In that tradition, I want to encourage everyone to keep our lines of communication open. Please feel free to contact me by phone or email if you know of loose ends that need to be addressed for our AGM or if you have questions or concerns. We are always looking for new faces, voices and skills for our many committees that enable us to accomplish our goals. Together we can continue to grow the ACPS into an organization that we enjoy and that we are proud of.
Read more ...
Farm of the Month 6-13: DryBrook Farm
2012 Filly, DryBrook Erin Lass (Bailey’s Irish Dream x Lasrachai’s Blue Oak Dunlaith).
Farm: DryBrook Farm, owned by Pat and Steve Shields
Location: Harwinton, CT
What we breed and train for: DryBrook is a family farm located in Litchfield County, Connecticut. Our love of Connemara’s began with our halfbred, Irish Park’s Royal Tara; that was eleven years ago. We breed, raise and train both purebred Connemara ponies and Hanoverian crosses. Most important to us is to breed sport horses with good minds that can fully enjoyed by amateurs and more serious competitors. We are breeding for versatility, which is one of the key trademarks of the Connemara. Our ponies excel in jumping and exhibit lovely ground covering movement.
Our Stallion: Bailey’s Irish Dream, (Balius Torlough x Beacon’s Siobhan by Balmullo’s Beacon) is our resident approved standing stallion, who is available to limited outside mares. Dreamer exemplifies a wonderful, kind work ethic and does basically whatever we ask of him with pleasant attitude. He qualified for both the 2011 & 2012 New England Dressage Finals, jumps and last summer began to drive. With only sixty days of driving under his girth, he participated as one of the driving ponies at Equine Affaire.
Number of Resident and Notable Ponies: Seventeen ponies and horses currently call DryBrook home. We have three approved purebred brood mares, each with respected pedigree, each exhibit ground covering stide and uphill movement. One of our cherished brood mares is Lascrachi’s Blue Oak Dunlaith, who is by Lasrachai, the only U.S. standing son of Thunderbolt. Three additional RPSI/Hanoverian mares by famous Grand Prix Dressage sires or Olympic jumping Sires grace our pastures and are ridden by my daughters for eventing, dressage and hunters.

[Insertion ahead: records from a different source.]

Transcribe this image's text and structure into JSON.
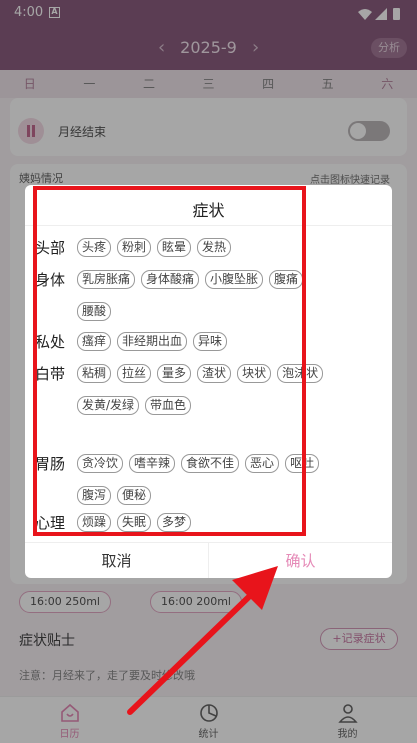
{
  "status_bar": {
    "time": "4:00",
    "notif_letter": "A"
  },
  "header": {
    "title": "2025-9",
    "prev": "‹",
    "next": "›",
    "analyze_label": "分析"
  },
  "weekdays": [
    "日",
    "一",
    "二",
    "三",
    "四",
    "五",
    "六"
  ],
  "background": {
    "period_end_label": "月经结束",
    "aunt_status_label": "姨妈情况",
    "quick_record_hint": "点击图标快速记录",
    "water_entries": [
      "16:00 250ml",
      "16:00 200ml"
    ],
    "symptom_sticker_label": "症状贴士",
    "record_symptom_button": "+记录症状",
    "note": "注意：月经来了，走了要及时修改哦"
  },
  "dialog": {
    "title": "症状",
    "categories": [
      {
        "label": "头部",
        "items": [
          "头疼",
          "粉刺",
          "眩晕",
          "发热"
        ]
      },
      {
        "label": "身体",
        "items": [
          "乳房胀痛",
          "身体酸痛",
          "小腹坠胀",
          "腹痛",
          "腰酸"
        ]
      },
      {
        "label": "私处",
        "items": [
          "瘙痒",
          "非经期出血",
          "异味"
        ]
      },
      {
        "label": "白带",
        "items": [
          "粘稠",
          "拉丝",
          "量多",
          "渣状",
          "块状",
          "泡沫状",
          "发黄/发绿",
          "带血色"
        ]
      },
      {
        "label": "胃肠",
        "items": [
          "贪冷饮",
          "嗜辛辣",
          "食欲不佳",
          "恶心",
          "呕吐",
          "腹泻",
          "便秘"
        ]
      },
      {
        "label": "心理",
        "items": [
          "烦躁",
          "失眠",
          "多梦"
        ]
      }
    ],
    "cancel_label": "取消",
    "confirm_label": "确认"
  },
  "tabbar": {
    "items": [
      "日历",
      "统计",
      "我的"
    ]
  },
  "colors": {
    "header": "#8d5e80",
    "accent": "#e58ab7",
    "annotation": "#e8141b"
  }
}
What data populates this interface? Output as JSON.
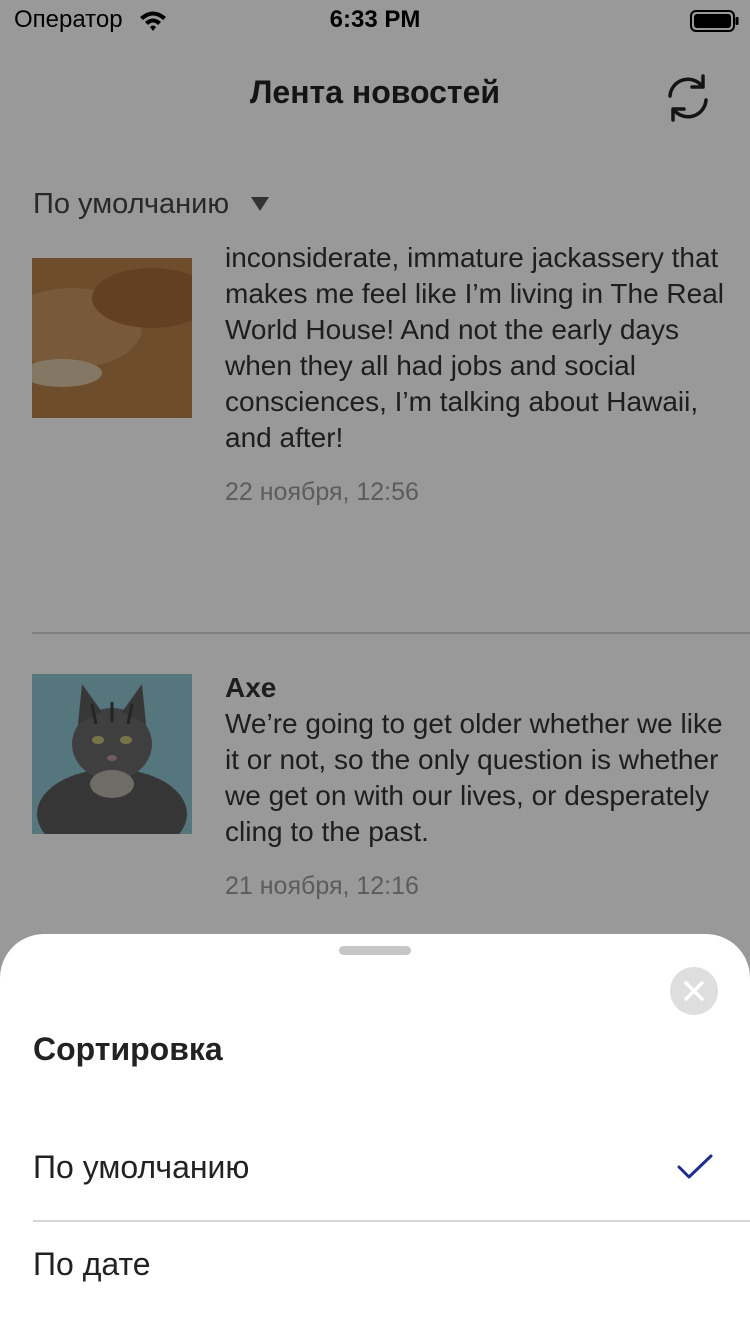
{
  "status_bar": {
    "carrier": "Оператор",
    "time": "6:33 PM"
  },
  "nav": {
    "title": "Лента новостей",
    "refresh_icon": "refresh-icon"
  },
  "sort_selector": {
    "selected": "По умолчанию",
    "icon": "caret-down-icon"
  },
  "posts": [
    {
      "author": "",
      "body": "peanut butter jar?! It’s this inconsiderate, immature jackassery that makes me feel like I’m living in The Real World House! And not the early days when they all had jobs and social consciences, I’m talking about Hawaii, and after!",
      "date": "22 ноября, 12:56",
      "image": "orange-cat-photo"
    },
    {
      "author": "Axe",
      "body": "We’re going to get older whether we like it or not, so the only question is whether we get on with our lives, or desperately cling to the past.",
      "date": "21 ноября, 12:16",
      "image": "tabby-cat-photo"
    }
  ],
  "sheet": {
    "title": "Сортировка",
    "close_icon": "close-icon",
    "options": [
      {
        "label": "По умолчанию",
        "selected": true
      },
      {
        "label": "По дате",
        "selected": false
      }
    ]
  },
  "colors": {
    "accent_check": "#1e2d8f",
    "overlay": "rgba(0,0,0,0.4)",
    "sheet_bg": "#ffffff"
  }
}
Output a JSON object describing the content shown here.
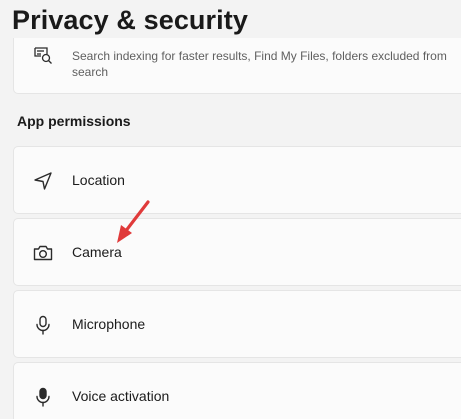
{
  "header": {
    "title": "Privacy & security"
  },
  "search_card": {
    "icon": "search-indexing-icon",
    "description": "Search indexing for faster results, Find My Files, folders excluded from search"
  },
  "app_permissions": {
    "heading": "App permissions",
    "items": [
      {
        "label": "Location",
        "icon": "location-icon"
      },
      {
        "label": "Camera",
        "icon": "camera-icon"
      },
      {
        "label": "Microphone",
        "icon": "microphone-icon"
      },
      {
        "label": "Voice activation",
        "icon": "voice-activation-icon"
      }
    ]
  },
  "annotation": {
    "arrow_color": "#e03a3a",
    "target": "Camera"
  }
}
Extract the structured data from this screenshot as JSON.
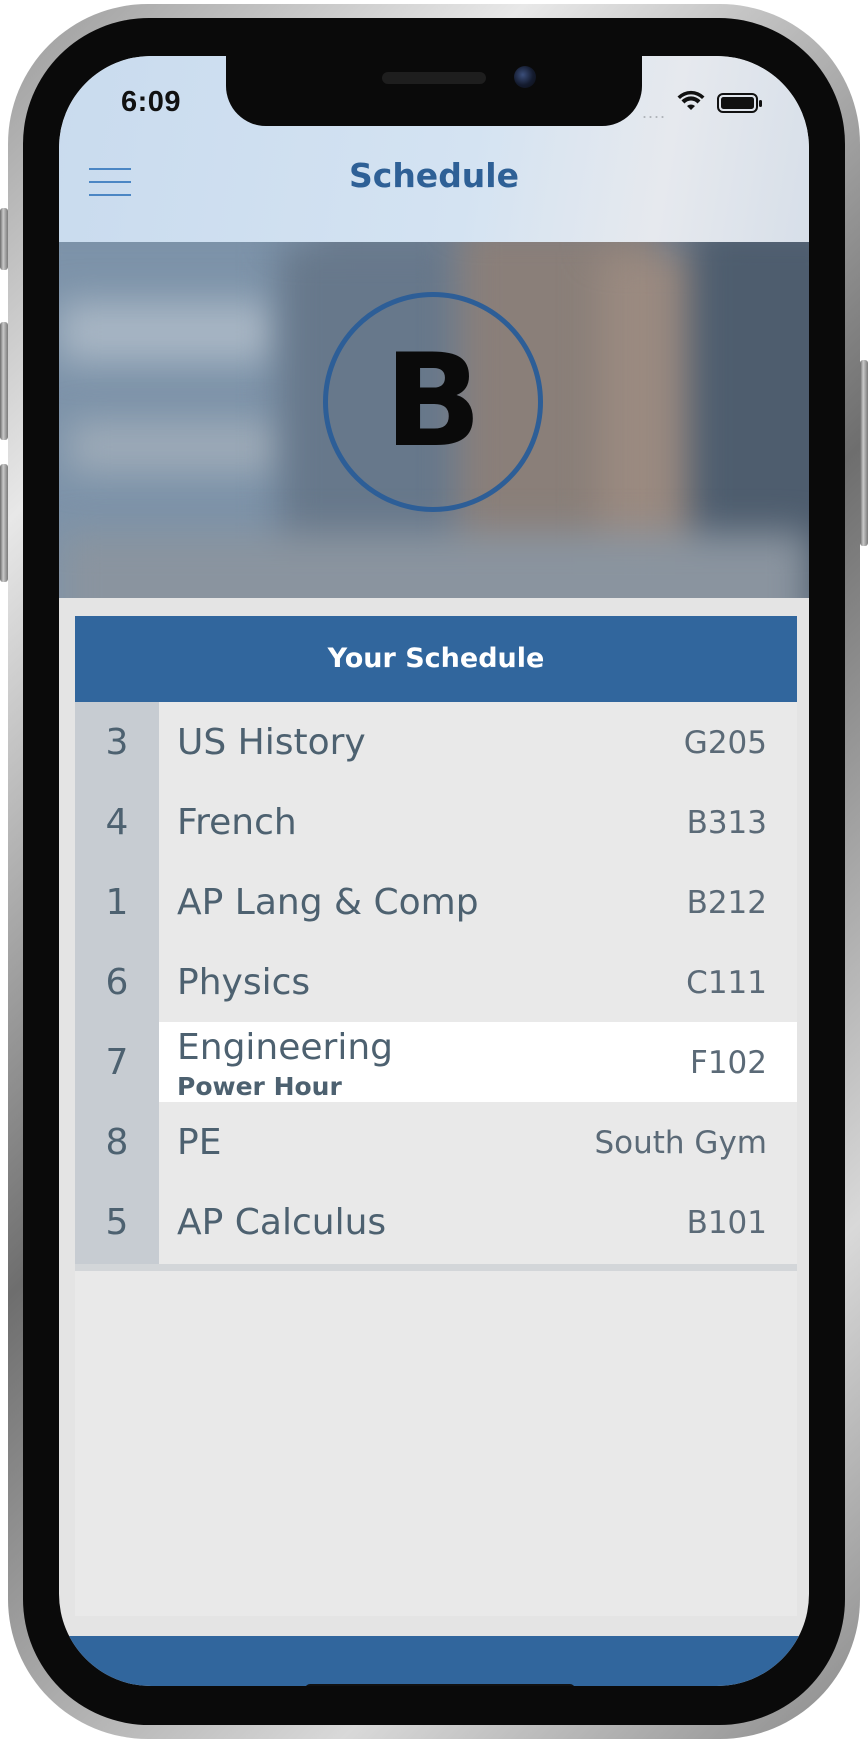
{
  "status_bar": {
    "time": "6:09",
    "signal": "....",
    "wifi_icon": "wifi-icon",
    "battery_icon": "battery-icon"
  },
  "header": {
    "menu_icon": "hamburger-menu-icon",
    "title": "Schedule"
  },
  "hero": {
    "day_letter": "B",
    "accent_color": "#2d5e97"
  },
  "schedule": {
    "header": "Your Schedule",
    "header_color": "#31669d",
    "rows": [
      {
        "period": "3",
        "course": "US History",
        "room": "G205",
        "active": false
      },
      {
        "period": "4",
        "course": "French",
        "room": "B313",
        "active": false
      },
      {
        "period": "1",
        "course": "AP Lang & Comp",
        "room": "B212",
        "active": false
      },
      {
        "period": "6",
        "course": "Physics",
        "room": "C111",
        "active": false
      },
      {
        "period": "7",
        "course": "Engineering",
        "subtitle": "Power Hour",
        "room": "F102",
        "active": true
      },
      {
        "period": "8",
        "course": "PE",
        "room": "South Gym",
        "active": false
      },
      {
        "period": "5",
        "course": "AP Calculus",
        "room": "B101",
        "active": false
      }
    ]
  }
}
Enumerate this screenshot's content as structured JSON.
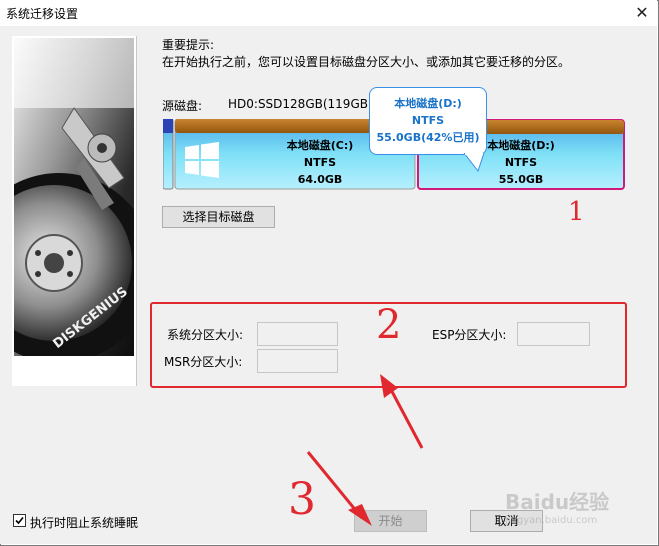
{
  "window": {
    "title": "系统迁移设置"
  },
  "hint": {
    "heading": "重要提示:",
    "text": "在开始执行之前，您可以设置目标磁盘分区大小、或添加其它要迁移的分区。"
  },
  "source_disk": {
    "label": "源磁盘:",
    "value": "HD0:SSD128GB(119GB)",
    "partitions": [
      {
        "name": "本地磁盘(C:)",
        "fs": "NTFS",
        "size": "64.0GB"
      },
      {
        "name": "本地磁盘(D:)",
        "fs": "NTFS",
        "size": "55.0GB"
      }
    ]
  },
  "tooltip": {
    "name": "本地磁盘(D:)",
    "fs": "NTFS",
    "detail": "55.0GB(42%已用)"
  },
  "buttons": {
    "select_target": "选择目标磁盘",
    "start": "开始",
    "cancel": "取消"
  },
  "fields": {
    "system_size_label": "系统分区大小:",
    "esp_size_label": "ESP分区大小:",
    "msr_size_label": "MSR分区大小:"
  },
  "checkbox": {
    "label": "执行时阻止系统睡眠",
    "checked": true
  },
  "brand": {
    "logo_text": "DISKGENIUS"
  },
  "annotations": {
    "n1": "1",
    "n2": "2",
    "n3": "3"
  },
  "watermark": {
    "text": "Baidu经验",
    "sub": "jingyan.baidu.com"
  },
  "colors": {
    "accent": "#1a73c9",
    "annotation": "#e0292f",
    "partition_top": "#b66a1a",
    "partition_fill": "#6fd6f4"
  },
  "icons": {
    "os_logo": "windows-icon",
    "close": "close-icon",
    "checkbox": "checkbox-icon"
  }
}
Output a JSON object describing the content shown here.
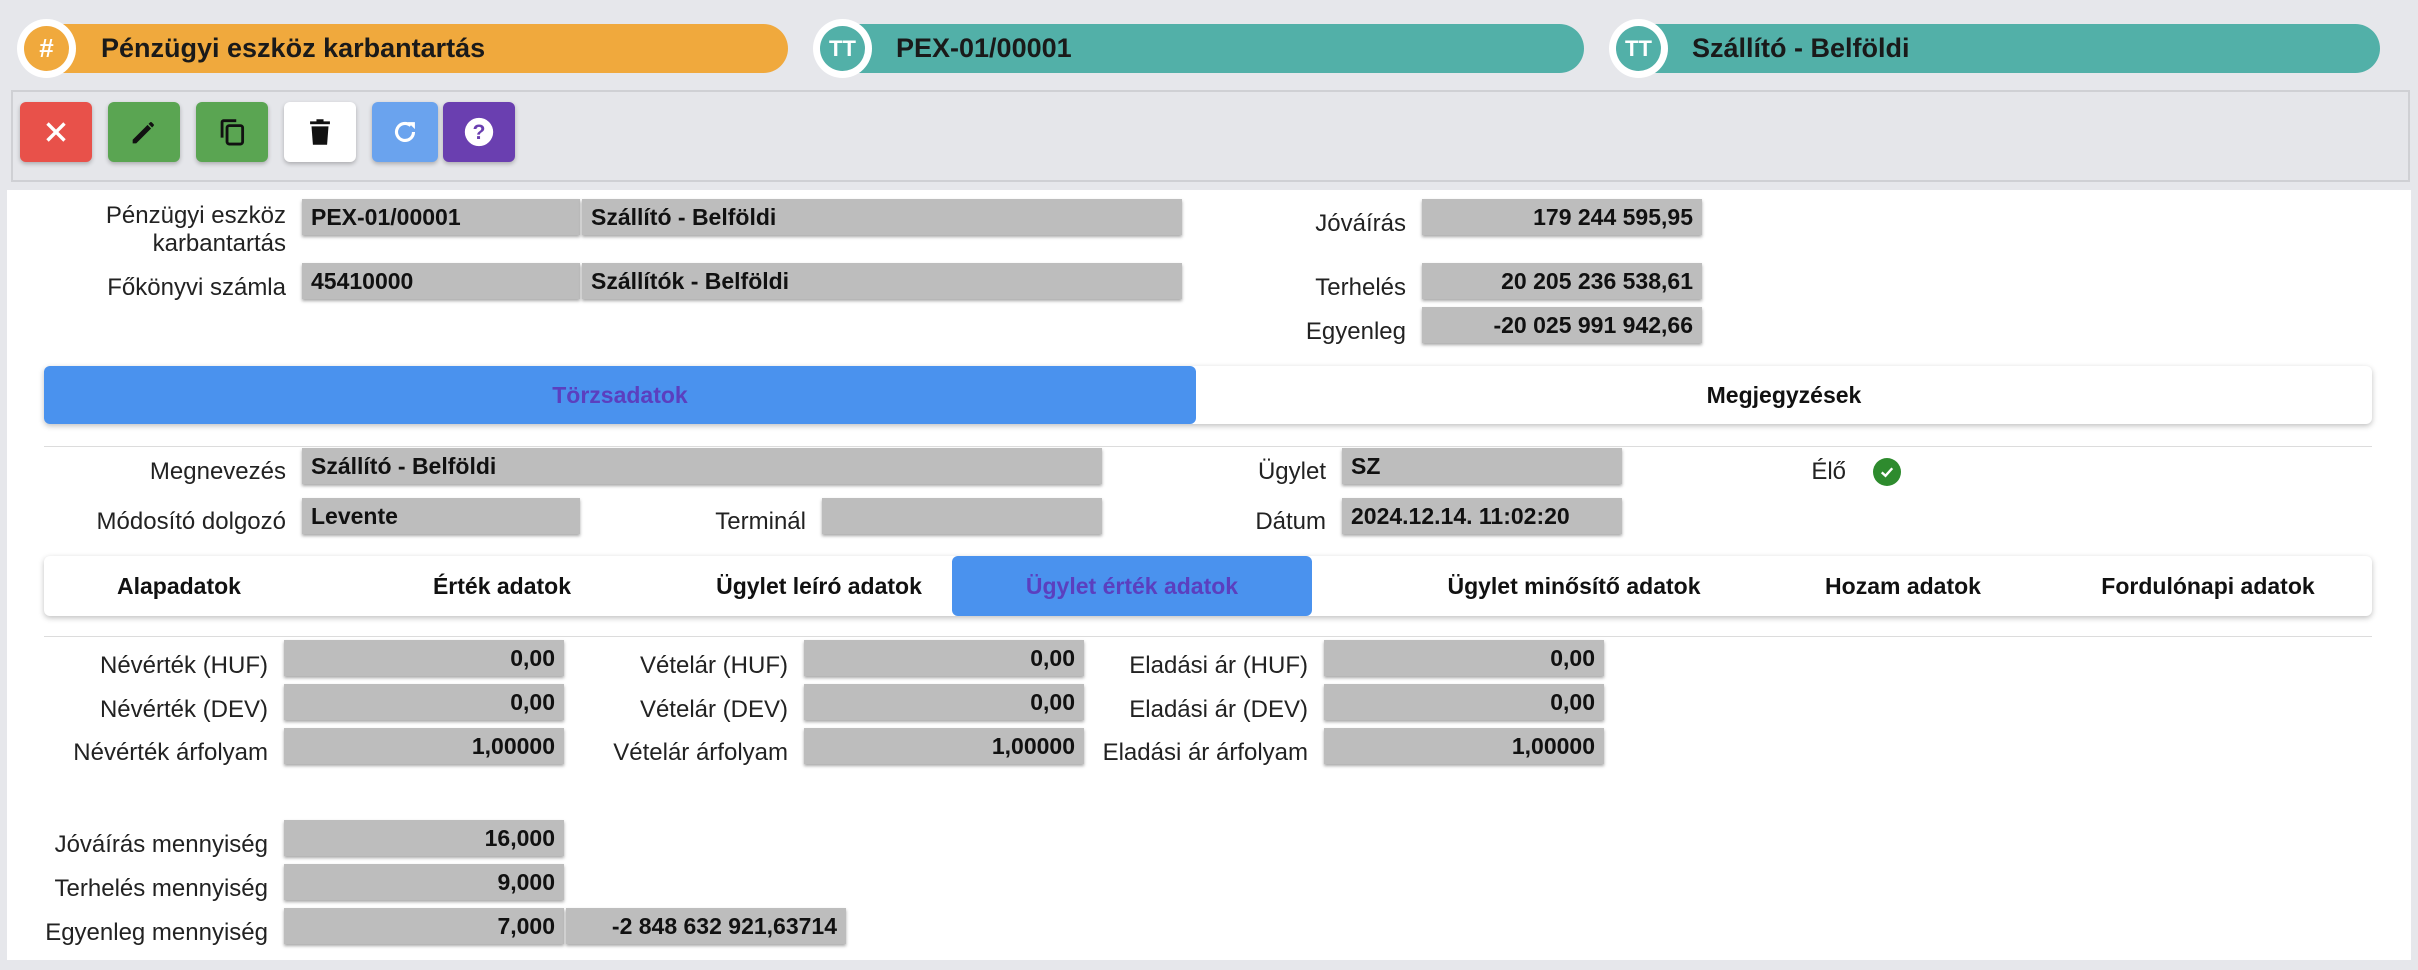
{
  "header": {
    "title_pill": "Pénzügyi eszköz karbantartás",
    "title_badge": "#",
    "code_pill": "PEX-01/00001",
    "code_badge": "TT",
    "type_pill": "Szállító - Belföldi",
    "type_badge": "TT",
    "colors": {
      "orange": "#f0a93d",
      "teal": "#52b0a8"
    }
  },
  "toolbar": {
    "buttons": [
      {
        "name": "close",
        "icon": "close-icon",
        "color": "#e8514a"
      },
      {
        "name": "edit",
        "icon": "pencil-icon",
        "color": "#5aa552"
      },
      {
        "name": "copy",
        "icon": "copy-icon",
        "color": "#5aa552"
      },
      {
        "name": "delete",
        "icon": "trash-icon",
        "color": "#ffffff"
      },
      {
        "name": "refresh",
        "icon": "refresh-icon",
        "color": "#6aa3ee"
      },
      {
        "name": "help",
        "icon": "help-icon",
        "color": "#6a3fb0"
      }
    ]
  },
  "top": {
    "asset_label_1": "Pénzügyi eszköz",
    "asset_label_2": "karbantartás",
    "asset_code": "PEX-01/00001",
    "asset_name": "Szállító - Belföldi",
    "ledger_label": "Főkönyvi számla",
    "ledger_code": "45410000",
    "ledger_name": "Szállítók - Belföldi",
    "credit_label": "Jóváírás",
    "credit_value": "179 244 595,95",
    "debit_label": "Terhelés",
    "debit_value": "20 205 236 538,61",
    "balance_label": "Egyenleg",
    "balance_value": "-20 025 991 942,66"
  },
  "main_tabs": [
    {
      "label": "Törzsadatok",
      "active": true
    },
    {
      "label": "Megjegyzések",
      "active": false
    }
  ],
  "master": {
    "name_label": "Megnevezés",
    "name_value": "Szállító - Belföldi",
    "modifier_label": "Módosító dolgozó",
    "modifier_value": "Levente",
    "terminal_label": "Terminál",
    "terminal_value": "",
    "deal_label": "Ügylet",
    "deal_value": "SZ",
    "date_label": "Dátum",
    "date_value": "2024.12.14. 11:02:20",
    "live_label": "Élő",
    "live_checked": true
  },
  "sub_tabs": [
    {
      "label": "Alapadatok",
      "active": false
    },
    {
      "label": "Érték adatok",
      "active": false
    },
    {
      "label": "Ügylet leíró adatok",
      "active": false
    },
    {
      "label": "Ügylet érték adatok",
      "active": true
    },
    {
      "label": "Ügylet minősítő adatok",
      "active": false
    },
    {
      "label": "Hozam adatok",
      "active": false
    },
    {
      "label": "Fordulónapi adatok",
      "active": false
    }
  ],
  "values": {
    "nom_huf_label": "Névérték (HUF)",
    "nom_huf": "0,00",
    "nom_dev_label": "Névérték (DEV)",
    "nom_dev": "0,00",
    "nom_rate_label": "Névérték árfolyam",
    "nom_rate": "1,00000",
    "buy_huf_label": "Vételár (HUF)",
    "buy_huf": "0,00",
    "buy_dev_label": "Vételár (DEV)",
    "buy_dev": "0,00",
    "buy_rate_label": "Vételár árfolyam",
    "buy_rate": "1,00000",
    "sell_huf_label": "Eladási ár (HUF)",
    "sell_huf": "0,00",
    "sell_dev_label": "Eladási ár (DEV)",
    "sell_dev": "0,00",
    "sell_rate_label": "Eladási ár árfolyam",
    "sell_rate": "1,00000",
    "credit_qty_label": "Jóváírás mennyiség",
    "credit_qty": "16,000",
    "debit_qty_label": "Terhelés mennyiség",
    "debit_qty": "9,000",
    "balance_qty_label": "Egyenleg mennyiség",
    "balance_qty": "7,000",
    "balance_amount": "-2 848 632 921,63714"
  }
}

The rest of our herd are homebred purebreds and Connemara crosses.
We were very proud this year that our four year old. DryBrooks Tara’s Legacy was Region 1 Halfbred Champion in hand, took her junior rider to high points dressage and was reserve champion for overall show points , while her full brother, DryBrooks Bailey’s Cream took reserve champion hunter.
Currently, we have three very fancy, trained ponies that are dressage or eventing prospects and young stock for available for sale.
We'd like you to know: We take pride in our ponies and horses. We breed quality, kind ponies that are handled daily, and taught right from birth to accept human handling and to respect our space. Our babies are raised to be solid citizens, in the hope that they become someone’s truly loved and cherish life partner.
Bailey’s Irish Dream “Dreamer” just jumping for joy
Bailey’s Irish Dream “Dreamer” at 2012 Equine Affaire
Previous Farms of the Month:
1-13 Hollymead Farm
1-8-12 Fade to Grey Farm
1-22-12 Big Bear Farm
2-5-12 Paradox Connemaras
3-4-12 Rivendell Farm
3-18-12 Cashel Bay Connemara Pony Stud
7-1-12 Prarie Connemara Farm
Farm of the Month: If you are interested please send the following information about your farm to firstname.lastname@example.org
Be sure to include one or two photos!!
What you breed (or train) for:
How many resident ponies you have:
Names of one or two notable residents:
One thing you would like people to know about your farm:
Farms will be featured strictly on a first come/ first served basis.